Picture of boy being examining by doctor at a tuberculosis sanatorium

Understanding our future through Open Access research about our past...

Strathprints makes available scholarly Open Access content by researchers in the Centre for the Social History of Health & Healthcare (CSHHH), based within the School of Humanities, and considered Scotland's leading centre for the history of health and medicine.

Research at CSHHH explores the modern world since 1800 in locations as diverse as the UK, Asia, Africa, North America, and Europe. Areas of specialism include contraception and sexuality; family health and medical services; occupational health and medicine; disability; the history of psychiatry; conflict and warfare; and, drugs, pharmaceuticals and intoxicants.

Explore the Open Access research of the Centre for the Social History of Health and Healthcare. Or explore all of Strathclyde's Open Access research...

Image: Heart of England NHS Foundation Trust. Wellcome Collection - CC-BY.

Impact of synthesis temperature on hydrogen storage and emission from Ni/Ce composite oxides

Tang, L.P. and Diamond, L. and Macdonald, M. and McMillan, B.G. and Morrow, J. and Spicer, M.D. and Berlouis, L.E.A. and Weston, M. (2009) Impact of synthesis temperature on hydrogen storage and emission from Ni/Ce composite oxides. International Journal of Hydrogen Energy, 34 (17). pp. 7296-7305. ISSN 0360-3199

Full text not available in this repository. Request a copy from the Strathclyde author

Abstract

Hydrogen storage and emission from Ni/Ce (0.1:1) composite oxides, prepared by the co-precipitation method at −2 °C, 22 °C and 60 °C using triethylamine as the precipitating agent, are investigated. The as-prepared uncalcined materials exhibit small amounts of H2 emission even without prior exposure to H2, with the amount dependent on the synthesis temperature. Examination of the CO, CO2 and H2O emission profiles suggest a link between the presence and stability of carbonate species within these composite materials and the H2 emission. Following activation in pure hydrogen at 250 °C, all samples show increased H2 emission levels but it is only in the sample synthesised at 60 °C that a simultaneous decrease in the H2 emission temperature is found. H2O emission below 250 °C in the activated material indicates that this also originates from hydrogen stored in the material. The activation conditions are shown to have a significant impact on the level of H2 interaction with these materials.
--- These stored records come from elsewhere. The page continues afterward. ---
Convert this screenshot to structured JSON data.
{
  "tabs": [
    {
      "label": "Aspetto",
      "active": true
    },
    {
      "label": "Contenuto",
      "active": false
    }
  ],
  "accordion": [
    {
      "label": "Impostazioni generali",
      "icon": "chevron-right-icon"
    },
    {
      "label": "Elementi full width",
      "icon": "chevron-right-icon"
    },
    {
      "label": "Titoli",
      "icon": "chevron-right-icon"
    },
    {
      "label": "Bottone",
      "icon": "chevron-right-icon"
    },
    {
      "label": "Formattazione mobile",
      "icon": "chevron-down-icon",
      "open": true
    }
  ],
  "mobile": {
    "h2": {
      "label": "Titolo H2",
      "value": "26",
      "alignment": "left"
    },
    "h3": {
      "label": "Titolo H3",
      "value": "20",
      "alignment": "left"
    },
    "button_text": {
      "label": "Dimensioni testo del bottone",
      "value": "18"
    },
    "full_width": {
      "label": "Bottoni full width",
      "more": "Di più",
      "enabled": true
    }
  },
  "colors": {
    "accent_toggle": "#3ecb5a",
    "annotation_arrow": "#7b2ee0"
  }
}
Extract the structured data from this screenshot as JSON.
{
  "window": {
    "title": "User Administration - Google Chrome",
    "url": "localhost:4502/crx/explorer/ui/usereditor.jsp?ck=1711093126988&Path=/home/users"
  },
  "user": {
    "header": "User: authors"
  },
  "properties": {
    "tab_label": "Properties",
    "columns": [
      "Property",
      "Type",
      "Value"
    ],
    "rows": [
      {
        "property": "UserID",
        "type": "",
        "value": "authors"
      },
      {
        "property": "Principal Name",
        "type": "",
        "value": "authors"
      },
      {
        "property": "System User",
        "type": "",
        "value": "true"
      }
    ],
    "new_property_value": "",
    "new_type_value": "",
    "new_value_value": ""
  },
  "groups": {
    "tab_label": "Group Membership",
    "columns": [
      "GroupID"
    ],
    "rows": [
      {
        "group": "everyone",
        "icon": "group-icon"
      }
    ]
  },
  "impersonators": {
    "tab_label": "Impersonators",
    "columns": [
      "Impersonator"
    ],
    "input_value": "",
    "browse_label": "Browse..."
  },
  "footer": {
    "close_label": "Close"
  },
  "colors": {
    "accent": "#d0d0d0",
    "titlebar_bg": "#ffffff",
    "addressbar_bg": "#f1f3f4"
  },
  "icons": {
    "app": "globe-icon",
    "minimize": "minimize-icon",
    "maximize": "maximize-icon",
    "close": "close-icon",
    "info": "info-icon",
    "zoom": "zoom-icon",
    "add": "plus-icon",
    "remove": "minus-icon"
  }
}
A marked increase of the crystallite size with synthesis temperature, from 1.7 nm at −2 °C to 11.7 nm at 60 °C, is also found. The difference in of H2 interaction is associated with a change in the nature/morphology of the materials precipitated at the different temperatures.